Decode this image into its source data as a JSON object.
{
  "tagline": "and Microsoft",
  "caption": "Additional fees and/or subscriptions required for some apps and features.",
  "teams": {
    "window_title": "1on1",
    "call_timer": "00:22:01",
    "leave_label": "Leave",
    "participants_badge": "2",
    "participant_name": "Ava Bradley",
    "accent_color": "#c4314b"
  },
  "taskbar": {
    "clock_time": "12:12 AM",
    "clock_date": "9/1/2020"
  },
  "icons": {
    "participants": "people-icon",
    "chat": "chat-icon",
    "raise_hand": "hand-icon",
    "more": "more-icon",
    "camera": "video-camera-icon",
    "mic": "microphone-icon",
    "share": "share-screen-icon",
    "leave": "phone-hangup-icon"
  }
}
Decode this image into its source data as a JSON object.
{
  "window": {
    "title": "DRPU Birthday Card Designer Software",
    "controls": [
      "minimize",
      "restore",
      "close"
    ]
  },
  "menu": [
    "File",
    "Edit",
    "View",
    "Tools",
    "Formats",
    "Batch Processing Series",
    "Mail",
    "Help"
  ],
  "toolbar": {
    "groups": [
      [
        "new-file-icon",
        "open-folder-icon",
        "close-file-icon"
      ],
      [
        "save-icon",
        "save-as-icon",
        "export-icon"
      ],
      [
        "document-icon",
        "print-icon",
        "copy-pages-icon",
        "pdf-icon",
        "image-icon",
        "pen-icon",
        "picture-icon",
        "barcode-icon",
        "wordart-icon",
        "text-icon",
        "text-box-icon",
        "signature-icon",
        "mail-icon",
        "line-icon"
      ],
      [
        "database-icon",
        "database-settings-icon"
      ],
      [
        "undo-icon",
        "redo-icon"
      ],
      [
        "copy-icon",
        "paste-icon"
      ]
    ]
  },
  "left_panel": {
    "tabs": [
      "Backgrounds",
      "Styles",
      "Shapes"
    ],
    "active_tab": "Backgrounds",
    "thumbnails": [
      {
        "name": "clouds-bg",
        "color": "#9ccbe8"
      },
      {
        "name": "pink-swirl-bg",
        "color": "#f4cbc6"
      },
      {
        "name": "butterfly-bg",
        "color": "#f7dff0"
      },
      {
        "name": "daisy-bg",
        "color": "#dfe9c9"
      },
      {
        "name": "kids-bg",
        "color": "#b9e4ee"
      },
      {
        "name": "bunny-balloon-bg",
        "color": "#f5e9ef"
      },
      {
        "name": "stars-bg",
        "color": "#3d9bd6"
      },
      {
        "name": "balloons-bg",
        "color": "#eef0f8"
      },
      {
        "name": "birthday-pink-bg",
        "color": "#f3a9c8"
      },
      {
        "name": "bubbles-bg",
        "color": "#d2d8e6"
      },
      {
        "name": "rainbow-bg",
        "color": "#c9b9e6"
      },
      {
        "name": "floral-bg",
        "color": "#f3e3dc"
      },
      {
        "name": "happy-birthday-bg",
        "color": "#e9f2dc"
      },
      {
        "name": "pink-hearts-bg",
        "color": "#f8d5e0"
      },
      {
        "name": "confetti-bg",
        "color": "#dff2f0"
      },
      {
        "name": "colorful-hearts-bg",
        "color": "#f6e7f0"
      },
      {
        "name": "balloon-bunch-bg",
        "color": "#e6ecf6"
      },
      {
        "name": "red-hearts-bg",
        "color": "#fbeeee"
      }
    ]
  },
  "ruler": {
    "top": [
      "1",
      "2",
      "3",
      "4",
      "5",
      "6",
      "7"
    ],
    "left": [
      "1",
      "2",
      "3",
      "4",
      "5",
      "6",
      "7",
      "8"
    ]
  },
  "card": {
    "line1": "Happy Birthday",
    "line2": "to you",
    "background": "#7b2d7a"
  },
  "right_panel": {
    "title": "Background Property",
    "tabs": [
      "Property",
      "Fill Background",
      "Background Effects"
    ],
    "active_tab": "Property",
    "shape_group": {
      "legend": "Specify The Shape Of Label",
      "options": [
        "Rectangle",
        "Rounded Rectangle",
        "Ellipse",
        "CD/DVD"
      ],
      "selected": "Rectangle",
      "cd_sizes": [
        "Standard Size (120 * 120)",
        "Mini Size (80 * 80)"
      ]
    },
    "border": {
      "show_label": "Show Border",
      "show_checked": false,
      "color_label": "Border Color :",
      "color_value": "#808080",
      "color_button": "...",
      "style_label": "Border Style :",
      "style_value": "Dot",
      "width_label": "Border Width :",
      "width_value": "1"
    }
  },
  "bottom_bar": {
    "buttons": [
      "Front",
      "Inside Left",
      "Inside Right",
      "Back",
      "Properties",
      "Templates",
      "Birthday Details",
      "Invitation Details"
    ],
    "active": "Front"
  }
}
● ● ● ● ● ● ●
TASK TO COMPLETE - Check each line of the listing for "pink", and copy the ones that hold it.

THE COMPLETED TASK -
        "name": "pink-swirl-bg",
        "name": "birthday-pink-bg",
        "name": "pink-hearts-bg",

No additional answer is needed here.